*What to do*
Only the lines with the string "kind" are needed; return each of them from the entries below.

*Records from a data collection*

- - - - - - -

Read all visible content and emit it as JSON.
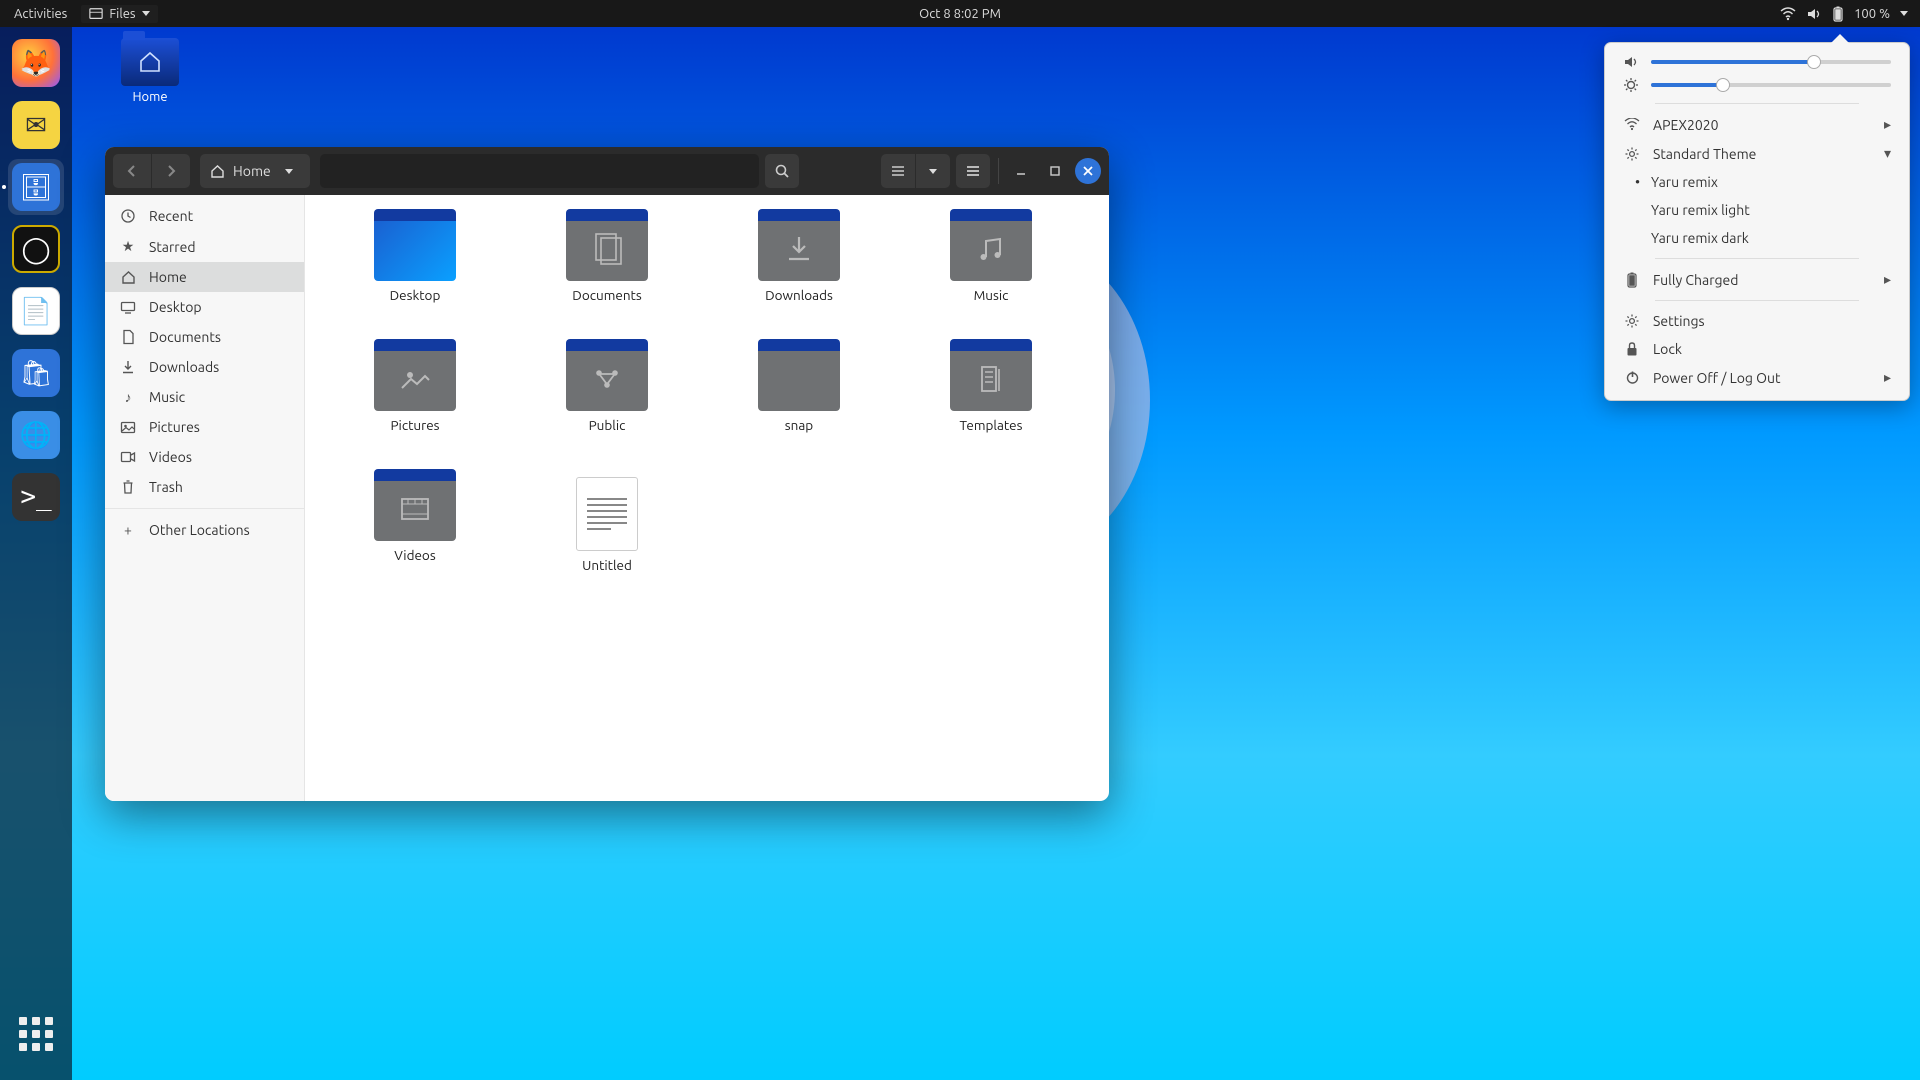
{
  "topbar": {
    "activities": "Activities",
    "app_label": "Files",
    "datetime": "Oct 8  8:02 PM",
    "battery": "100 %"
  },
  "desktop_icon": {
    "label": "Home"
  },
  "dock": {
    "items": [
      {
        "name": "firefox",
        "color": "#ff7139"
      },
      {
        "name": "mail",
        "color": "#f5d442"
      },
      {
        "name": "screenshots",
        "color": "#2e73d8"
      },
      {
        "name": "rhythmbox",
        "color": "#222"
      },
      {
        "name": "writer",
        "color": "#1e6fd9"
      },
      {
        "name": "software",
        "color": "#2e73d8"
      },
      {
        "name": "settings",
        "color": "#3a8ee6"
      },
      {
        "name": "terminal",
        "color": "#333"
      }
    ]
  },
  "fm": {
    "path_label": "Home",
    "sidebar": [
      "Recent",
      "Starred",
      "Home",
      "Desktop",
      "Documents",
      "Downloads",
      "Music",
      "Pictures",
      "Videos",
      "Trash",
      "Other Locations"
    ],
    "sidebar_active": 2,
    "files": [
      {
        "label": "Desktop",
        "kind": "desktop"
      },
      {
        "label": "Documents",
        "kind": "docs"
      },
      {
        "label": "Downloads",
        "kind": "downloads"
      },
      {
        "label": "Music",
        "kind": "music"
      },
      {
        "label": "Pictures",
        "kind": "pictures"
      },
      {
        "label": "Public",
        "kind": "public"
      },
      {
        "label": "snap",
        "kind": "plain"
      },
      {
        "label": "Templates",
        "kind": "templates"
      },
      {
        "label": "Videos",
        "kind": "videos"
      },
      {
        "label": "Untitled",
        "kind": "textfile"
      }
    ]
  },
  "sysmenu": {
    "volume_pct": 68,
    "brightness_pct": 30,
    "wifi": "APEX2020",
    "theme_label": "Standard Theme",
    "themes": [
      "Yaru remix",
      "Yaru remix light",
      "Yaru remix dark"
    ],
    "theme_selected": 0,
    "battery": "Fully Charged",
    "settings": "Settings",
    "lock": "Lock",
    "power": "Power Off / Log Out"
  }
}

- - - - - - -

*Written reply*
        "kind": "desktop"
        "kind": "docs"
        "kind": "downloads"
        "kind": "music"
        "kind": "pictures"
        "kind": "public"
        "kind": "plain"
        "kind": "templates"
        "kind": "videos"
        "kind": "textfile"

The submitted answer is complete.